Whether we consume media online, on the TV or radio, this monologue has been delivered online as a necessity rather than a preferred medium. However, there has always been something about the intimacy of solo performances that fascinates me – the idea of listening to another person’s story without interruption.
It’s a difficult task to keep the attention of an audience, even with a likeable character, but to tell a story through the eyes of a protagonist whom we find arrogant and repulsive is a true skill. A skill which relies heavily on the director and the actor to find a rhythm which pushes you away before clawing you back in as the stakes stack higher and higher.
Trivial Dispute is a play about, well about many things; Britain, Brexit, vintage cars, and social media etiquette. To boil it down to its essence, in the words of our protagonist Trevor, it’s “all about reputation”.
Trevor, played by Neil Summerville, is exactly that – a man of reputation. A former mechanic turned self-made millionaire, Trevor enjoys something of a celebrity standing in his community. However, when we meet him, his superiority seems to be in tatters. He is sitting across from us at a metal table, white plastic water cup in front of him, in a setting that looks like a police interview. This emotionally unsettled and nervous Trevor stands in stark contrast to the man he portrays himself to be.
In the story he tells of his current situation, Trevor, as a card-carrying member of the Tory party since Thatcher days and a keen Brexiteer, sees his status challenged by the arrival of Ewan. Described by Trevor as a typical ‘Remoaner’, Ewan intrudes on Trevor’s sense of comfort and superiority until their differences become too much for Trevor to handle.
Summerville gives an excellent portrayal of the self-obsessed Trevor. Giving his character some bite at the right moments, Summerville manages to make Trevor not entirely pleasant, but frustratingly interesting. Dixon Potter challenges the viewer to sit back and listen to Trevor’s testimony without interrupting. The conflict is as much between Trevor and Ewan, as it is between Trevor and the audience.
A conflict born from two very different worlds suddenly forced together, neither party engaging or immersing themselves in the other. For, although only seen through Trevor’s eyes, Ewan, the intellectual liberal, doesn’t appear in a much better light than Trevor.
With the end reveal in mind, maybe Trevor could have shown more signs of acknowledging where he could have done things differently, perhaps there could’ve been earlier flickers of guilt. Although he remains resolute in his superior status.
Trivial Dispute is a play that lingers with you. I spent a long time turning the characters of Trevor and Ewan over and over in my mind. Their differences should not lead to such a heated conflict, but in Dixon Potter’s world, their differences aren’t exactly trivial.

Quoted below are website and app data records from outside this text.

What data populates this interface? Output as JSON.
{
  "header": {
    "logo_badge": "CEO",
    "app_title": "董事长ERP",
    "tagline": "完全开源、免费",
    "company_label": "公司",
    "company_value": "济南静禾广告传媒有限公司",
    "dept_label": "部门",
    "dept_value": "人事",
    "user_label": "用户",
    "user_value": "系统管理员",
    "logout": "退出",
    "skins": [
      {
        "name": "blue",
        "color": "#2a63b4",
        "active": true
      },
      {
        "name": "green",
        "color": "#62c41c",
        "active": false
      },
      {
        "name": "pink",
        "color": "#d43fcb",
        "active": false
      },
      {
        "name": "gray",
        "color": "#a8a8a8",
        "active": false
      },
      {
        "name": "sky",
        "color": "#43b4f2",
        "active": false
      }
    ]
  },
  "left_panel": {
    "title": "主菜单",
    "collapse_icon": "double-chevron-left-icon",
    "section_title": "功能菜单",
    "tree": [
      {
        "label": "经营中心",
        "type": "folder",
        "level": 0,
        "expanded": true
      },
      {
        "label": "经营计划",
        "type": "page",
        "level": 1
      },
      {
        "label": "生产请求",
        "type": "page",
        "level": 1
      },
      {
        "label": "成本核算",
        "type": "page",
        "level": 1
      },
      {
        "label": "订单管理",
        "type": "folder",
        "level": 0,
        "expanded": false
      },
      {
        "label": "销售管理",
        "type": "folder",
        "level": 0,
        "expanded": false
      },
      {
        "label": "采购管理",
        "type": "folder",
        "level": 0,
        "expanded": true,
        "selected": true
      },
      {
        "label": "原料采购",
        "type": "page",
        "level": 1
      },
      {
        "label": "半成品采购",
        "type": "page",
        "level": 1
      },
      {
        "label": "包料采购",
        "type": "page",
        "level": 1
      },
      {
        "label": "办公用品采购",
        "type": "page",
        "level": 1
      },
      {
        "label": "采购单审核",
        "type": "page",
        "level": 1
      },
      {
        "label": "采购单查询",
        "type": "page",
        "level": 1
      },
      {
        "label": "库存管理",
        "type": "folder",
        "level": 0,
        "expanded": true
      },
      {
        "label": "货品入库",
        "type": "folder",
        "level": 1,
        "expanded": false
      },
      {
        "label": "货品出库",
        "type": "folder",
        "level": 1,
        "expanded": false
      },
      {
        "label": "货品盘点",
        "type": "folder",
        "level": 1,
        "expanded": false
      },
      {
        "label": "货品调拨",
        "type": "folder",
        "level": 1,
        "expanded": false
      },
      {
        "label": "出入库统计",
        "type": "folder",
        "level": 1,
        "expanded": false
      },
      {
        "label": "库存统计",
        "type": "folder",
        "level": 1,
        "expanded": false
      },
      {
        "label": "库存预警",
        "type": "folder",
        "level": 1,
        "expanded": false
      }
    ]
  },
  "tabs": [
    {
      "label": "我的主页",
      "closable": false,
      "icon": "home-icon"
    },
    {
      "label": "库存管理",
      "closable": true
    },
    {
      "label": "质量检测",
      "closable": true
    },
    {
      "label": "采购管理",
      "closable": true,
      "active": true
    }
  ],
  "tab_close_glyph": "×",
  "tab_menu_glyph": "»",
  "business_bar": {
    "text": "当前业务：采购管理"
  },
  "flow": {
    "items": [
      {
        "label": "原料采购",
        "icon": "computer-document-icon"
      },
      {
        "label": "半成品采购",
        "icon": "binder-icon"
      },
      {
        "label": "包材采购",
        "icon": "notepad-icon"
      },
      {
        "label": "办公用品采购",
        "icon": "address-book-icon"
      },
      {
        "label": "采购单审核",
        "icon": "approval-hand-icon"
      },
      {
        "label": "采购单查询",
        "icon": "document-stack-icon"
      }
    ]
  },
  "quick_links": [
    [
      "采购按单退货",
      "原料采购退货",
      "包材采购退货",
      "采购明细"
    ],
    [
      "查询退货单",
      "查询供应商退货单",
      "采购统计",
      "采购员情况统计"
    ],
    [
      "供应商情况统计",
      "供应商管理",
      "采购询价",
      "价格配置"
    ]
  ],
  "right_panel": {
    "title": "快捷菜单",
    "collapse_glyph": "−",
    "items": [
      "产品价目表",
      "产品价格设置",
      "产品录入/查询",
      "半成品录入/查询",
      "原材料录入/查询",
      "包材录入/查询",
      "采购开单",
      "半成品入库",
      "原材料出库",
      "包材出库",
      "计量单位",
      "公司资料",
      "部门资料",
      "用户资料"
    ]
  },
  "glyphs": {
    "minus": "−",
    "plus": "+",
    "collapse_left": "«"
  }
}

Trivial Dispute is available on the Golden Age Theatre YouTube channel. For more information, see the Golden Age Theatre website.